Memorial Day 2020: How L.A. residents can honor from home


(Bill Dickinson / flickr)

Sloane Bozzi, Assistant Campus Editor

Memorial Day, traditionally marked by in-person remembrance services and beach gatherings, will take a new shape in Los Angeles County as local officials continue to maintain social distancing measures because of COVID-19.

Memorial Day has been observed since 1868, but it wasn’t recognized as a national holiday until after World War I. It was initially known as Decoration Day, which was observed by placing flowers and flags on the sites of fallen soldiers, according to PBS.

The National Cemetery Administration, part of the Department of Veterans Affairs, maintains veterans’ graves as national shrines. In the past, the NCA places flags on the gravesites of military service members at national cemeteries. Volunteers are largely responsible for placing and retrieving gravesite flags, but the NCA has decided to halt this activity this year in an effort to follow Centers of Disease Control and Prevention guidelines.

“Limiting the number of volunteers is not practical,” an NCA statement said. “Cemetery staff will conduct a wreath-laying ceremony to officially commemorate Memorial Day.”

Visitors who traditionally attend Memorial Day services at the L.A. National Cemetery may do so this year through a telecast.

ABC7 announced a telecast of the L.A. National Cemetery Memorial Day service. A pre-recorded message from L.A. Mayor Eric Garcetti, as well as U.S. Rep. Ted W. Lieu from Washington D.C. The telecast will take place Monday, from 10 a.m. to 11 a.m.

Forest Lawn Cemetery in Glendale will livestream a Memorial Day service on Facebook, on Monday at 10 a.m.

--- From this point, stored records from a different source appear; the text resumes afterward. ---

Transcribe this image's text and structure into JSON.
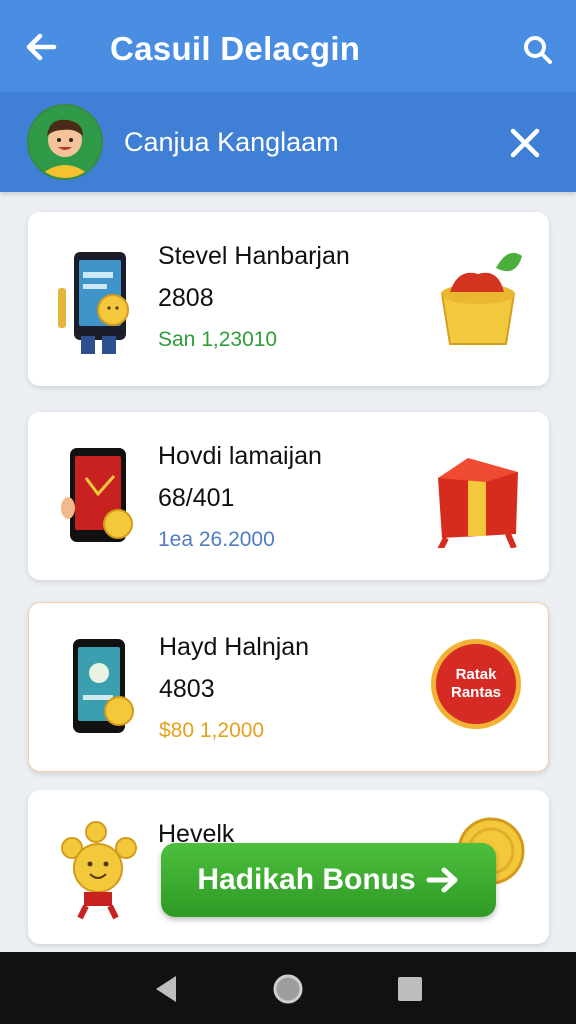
{
  "header": {
    "title": "Casuil Delacgin",
    "back_icon": "arrow-left-icon",
    "search_icon": "search-icon",
    "bg_color": "#4a8ee4"
  },
  "profile": {
    "name": "Canjua Kanglaam",
    "close_icon": "close-icon"
  },
  "items": [
    {
      "name": "Stevel Hanbarjan",
      "value": "2808",
      "sub": "San 1,23010",
      "sub_color": "#2f9e3a",
      "left_icon": "phone-coin-character-icon",
      "right_icon": "jam-pot-icon"
    },
    {
      "name": "Hovdi lamaijan",
      "value": "68/401",
      "sub": "1ea 26.2000",
      "sub_color": "#4f7cc4",
      "left_icon": "phone-coin-icon",
      "right_icon": "gift-box-icon"
    },
    {
      "name": "Hayd Halnjan",
      "value": "4803",
      "sub": "$80 1,2000",
      "sub_color": "#e2a21e",
      "left_icon": "phone-coin-icon",
      "right_icon": "reward-badge-icon",
      "badge_text": "Ratak Rantas"
    },
    {
      "name": "Hevelk",
      "left_icon": "coin-mascot-icon",
      "right_icon": "coin-icon"
    }
  ],
  "bonus_button": {
    "label": "Hadikah Bonus",
    "icon": "arrow-right-icon"
  },
  "nav": {
    "back_icon": "nav-back-icon",
    "home_icon": "nav-home-icon",
    "recents_icon": "nav-recents-icon"
  }
}
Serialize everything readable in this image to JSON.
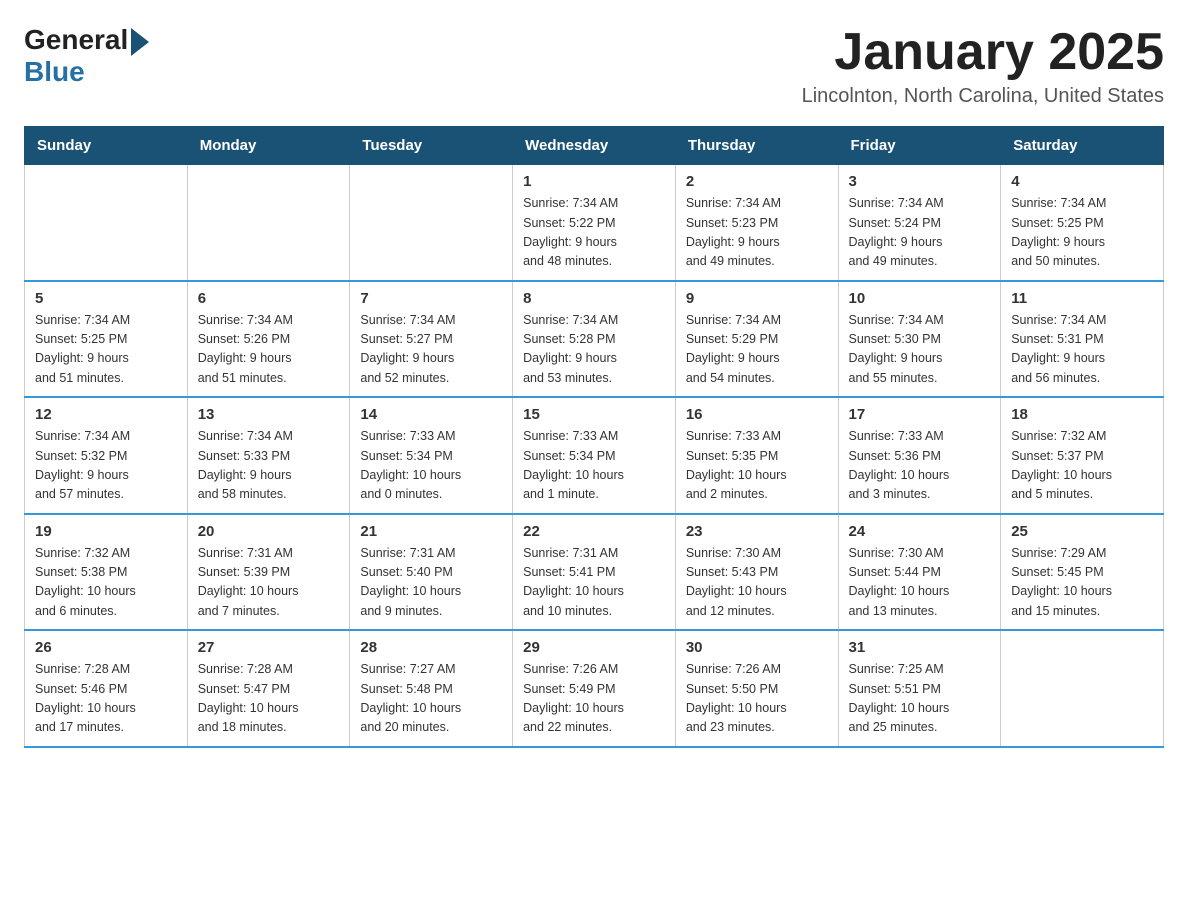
{
  "header": {
    "title": "January 2025",
    "location": "Lincolnton, North Carolina, United States",
    "logo_general": "General",
    "logo_blue": "Blue"
  },
  "calendar": {
    "days_of_week": [
      "Sunday",
      "Monday",
      "Tuesday",
      "Wednesday",
      "Thursday",
      "Friday",
      "Saturday"
    ],
    "weeks": [
      [
        {
          "day": "",
          "info": ""
        },
        {
          "day": "",
          "info": ""
        },
        {
          "day": "",
          "info": ""
        },
        {
          "day": "1",
          "info": "Sunrise: 7:34 AM\nSunset: 5:22 PM\nDaylight: 9 hours\nand 48 minutes."
        },
        {
          "day": "2",
          "info": "Sunrise: 7:34 AM\nSunset: 5:23 PM\nDaylight: 9 hours\nand 49 minutes."
        },
        {
          "day": "3",
          "info": "Sunrise: 7:34 AM\nSunset: 5:24 PM\nDaylight: 9 hours\nand 49 minutes."
        },
        {
          "day": "4",
          "info": "Sunrise: 7:34 AM\nSunset: 5:25 PM\nDaylight: 9 hours\nand 50 minutes."
        }
      ],
      [
        {
          "day": "5",
          "info": "Sunrise: 7:34 AM\nSunset: 5:25 PM\nDaylight: 9 hours\nand 51 minutes."
        },
        {
          "day": "6",
          "info": "Sunrise: 7:34 AM\nSunset: 5:26 PM\nDaylight: 9 hours\nand 51 minutes."
        },
        {
          "day": "7",
          "info": "Sunrise: 7:34 AM\nSunset: 5:27 PM\nDaylight: 9 hours\nand 52 minutes."
        },
        {
          "day": "8",
          "info": "Sunrise: 7:34 AM\nSunset: 5:28 PM\nDaylight: 9 hours\nand 53 minutes."
        },
        {
          "day": "9",
          "info": "Sunrise: 7:34 AM\nSunset: 5:29 PM\nDaylight: 9 hours\nand 54 minutes."
        },
        {
          "day": "10",
          "info": "Sunrise: 7:34 AM\nSunset: 5:30 PM\nDaylight: 9 hours\nand 55 minutes."
        },
        {
          "day": "11",
          "info": "Sunrise: 7:34 AM\nSunset: 5:31 PM\nDaylight: 9 hours\nand 56 minutes."
        }
      ],
      [
        {
          "day": "12",
          "info": "Sunrise: 7:34 AM\nSunset: 5:32 PM\nDaylight: 9 hours\nand 57 minutes."
        },
        {
          "day": "13",
          "info": "Sunrise: 7:34 AM\nSunset: 5:33 PM\nDaylight: 9 hours\nand 58 minutes."
        },
        {
          "day": "14",
          "info": "Sunrise: 7:33 AM\nSunset: 5:34 PM\nDaylight: 10 hours\nand 0 minutes."
        },
        {
          "day": "15",
          "info": "Sunrise: 7:33 AM\nSunset: 5:34 PM\nDaylight: 10 hours\nand 1 minute."
        },
        {
          "day": "16",
          "info": "Sunrise: 7:33 AM\nSunset: 5:35 PM\nDaylight: 10 hours\nand 2 minutes."
        },
        {
          "day": "17",
          "info": "Sunrise: 7:33 AM\nSunset: 5:36 PM\nDaylight: 10 hours\nand 3 minutes."
        },
        {
          "day": "18",
          "info": "Sunrise: 7:32 AM\nSunset: 5:37 PM\nDaylight: 10 hours\nand 5 minutes."
        }
      ],
      [
        {
          "day": "19",
          "info": "Sunrise: 7:32 AM\nSunset: 5:38 PM\nDaylight: 10 hours\nand 6 minutes."
        },
        {
          "day": "20",
          "info": "Sunrise: 7:31 AM\nSunset: 5:39 PM\nDaylight: 10 hours\nand 7 minutes."
        },
        {
          "day": "21",
          "info": "Sunrise: 7:31 AM\nSunset: 5:40 PM\nDaylight: 10 hours\nand 9 minutes."
        },
        {
          "day": "22",
          "info": "Sunrise: 7:31 AM\nSunset: 5:41 PM\nDaylight: 10 hours\nand 10 minutes."
        },
        {
          "day": "23",
          "info": "Sunrise: 7:30 AM\nSunset: 5:43 PM\nDaylight: 10 hours\nand 12 minutes."
        },
        {
          "day": "24",
          "info": "Sunrise: 7:30 AM\nSunset: 5:44 PM\nDaylight: 10 hours\nand 13 minutes."
        },
        {
          "day": "25",
          "info": "Sunrise: 7:29 AM\nSunset: 5:45 PM\nDaylight: 10 hours\nand 15 minutes."
        }
      ],
      [
        {
          "day": "26",
          "info": "Sunrise: 7:28 AM\nSunset: 5:46 PM\nDaylight: 10 hours\nand 17 minutes."
        },
        {
          "day": "27",
          "info": "Sunrise: 7:28 AM\nSunset: 5:47 PM\nDaylight: 10 hours\nand 18 minutes."
        },
        {
          "day": "28",
          "info": "Sunrise: 7:27 AM\nSunset: 5:48 PM\nDaylight: 10 hours\nand 20 minutes."
        },
        {
          "day": "29",
          "info": "Sunrise: 7:26 AM\nSunset: 5:49 PM\nDaylight: 10 hours\nand 22 minutes."
        },
        {
          "day": "30",
          "info": "Sunrise: 7:26 AM\nSunset: 5:50 PM\nDaylight: 10 hours\nand 23 minutes."
        },
        {
          "day": "31",
          "info": "Sunrise: 7:25 AM\nSunset: 5:51 PM\nDaylight: 10 hours\nand 25 minutes."
        },
        {
          "day": "",
          "info": ""
        }
      ]
    ]
  }
}
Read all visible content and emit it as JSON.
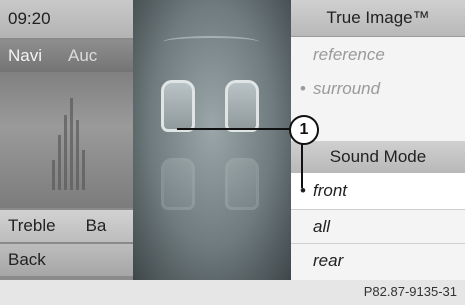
{
  "status": {
    "time": "09:20"
  },
  "menu": {
    "navi": "Navi",
    "audio": "Auc",
    "treble": "Treble",
    "bass": "Ba",
    "back": "Back"
  },
  "true_image": {
    "title": "True Image™",
    "options": [
      {
        "label": "reference",
        "state": "disabled"
      },
      {
        "label": "surround",
        "state": "disabled",
        "marker": "•"
      }
    ]
  },
  "sound_mode": {
    "title": "Sound Mode",
    "options": [
      {
        "label": "front",
        "marker": "•"
      },
      {
        "label": "all"
      },
      {
        "label": "rear"
      }
    ]
  },
  "callout": {
    "number": "1"
  },
  "figure_code": "P82.87-9135-31"
}
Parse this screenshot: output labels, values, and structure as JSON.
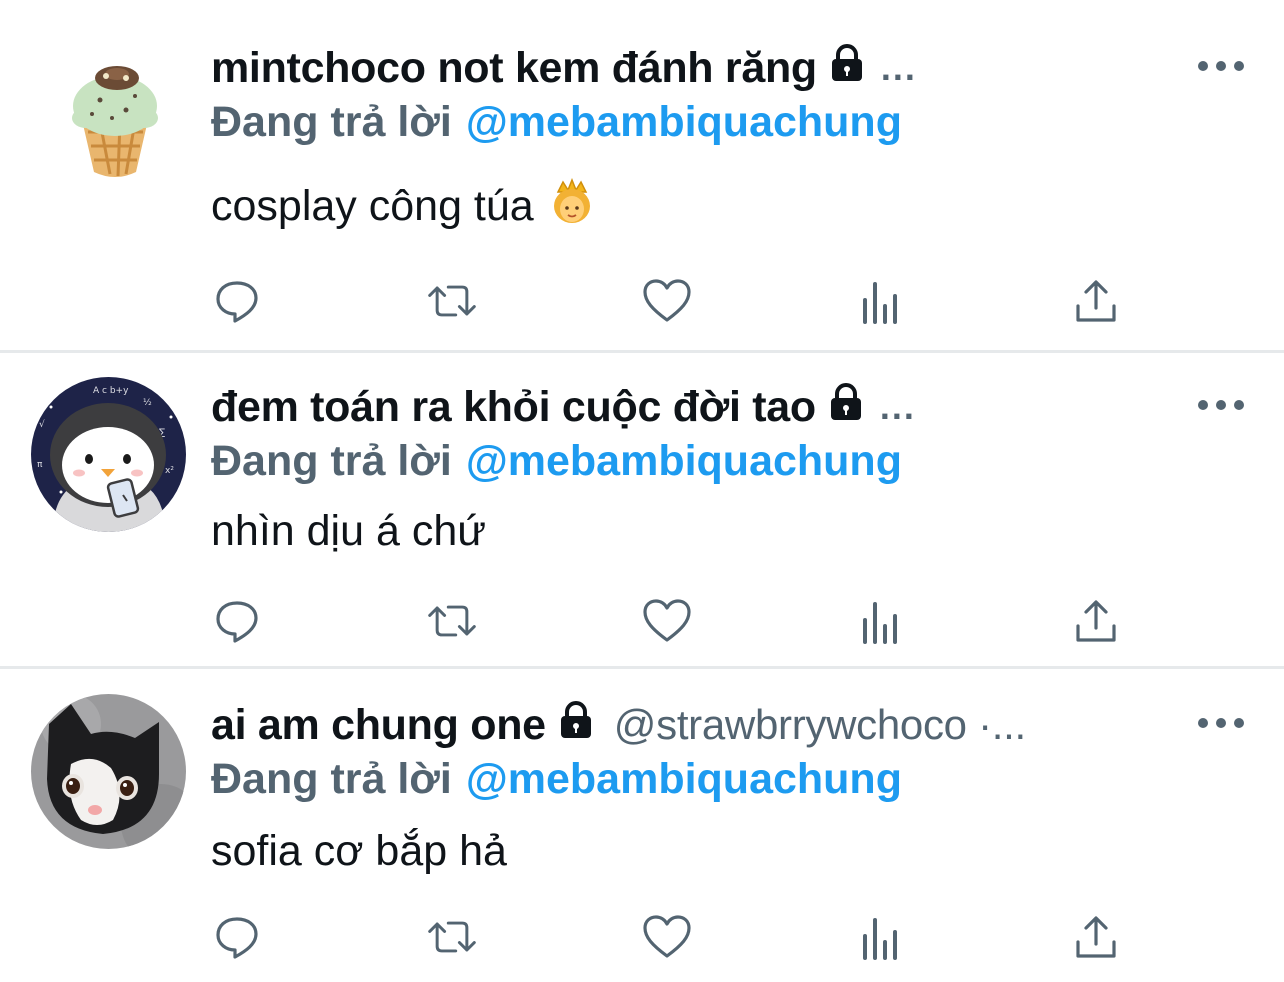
{
  "tweets": [
    {
      "display_name": "mintchoco not kem đánh răng",
      "name_overflow": "...",
      "handle": "",
      "reply_prefix": "Đang trả lời",
      "reply_to": "@mebambiquachung",
      "text": "cosplay công túa",
      "emoji": "princess-emoji",
      "avatar": "ice-cream-avatar"
    },
    {
      "display_name": "đem toán ra khỏi cuộc đời tao",
      "name_overflow": "...",
      "handle": "",
      "reply_prefix": "Đang trả lời",
      "reply_to": "@mebambiquachung",
      "text": "nhìn dịu á chứ",
      "avatar": "penguin-avatar"
    },
    {
      "display_name": "ai am chung one",
      "name_overflow": "",
      "handle": "@strawbrrywchoco ·...",
      "reply_prefix": "Đang trả lời",
      "reply_to": "@mebambiquachung",
      "text": "sofia cơ bắp hả",
      "avatar": "cat-avatar"
    }
  ],
  "actions": [
    "reply-icon",
    "retweet-icon",
    "like-icon",
    "views-icon",
    "share-icon"
  ],
  "colors": {
    "link": "#1d9bf0",
    "secondary": "#536471",
    "text": "#0f1419",
    "divider": "#e6e9eb"
  }
}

Eighteen vintage war planes, also known as warbirds, will do a flyover of 19 locations on Monday, starting at noon. The civilian-operated planes are known for their former service in the U.S. military and their airborne formations at special events.

The vintage planes will fly over the Inland Empire, Orange and Los Angeles counties. L.A. residents can see the planes flying over the Zamperini Airport in Torrance, Los Angeles International Airport, Santa Monica Airport, Los Angeles National Cemetery, UCLA Medical Center and USC Medical Center.

Memorial Day also marks the unofficial start of the summer season, as some L.A. residents spend the extended weekend at the beach.

The Department of Beaches and Harbors announced the ease of some restrictions starting Friday, but social gatherings are still prohibited. Volleyball courts and piers remain closed across L.A. County beaches; sunbathing and picnicking activities are still prohibited.

L.A. County previously reopened beaches and defined allowable recreational activities as walking, running, swimming and surfing on May 13. The latest update reopened bike paths, which allows individuals and families to ride their bikes to the beach.

Parking lots have also reopened at some L.A. County beaches. Dockweiler State Beach, Will Rogers State Beach, Zuma Beach and Surfrider Beach parking lots have reopened at limited capacity, according to L.A. County.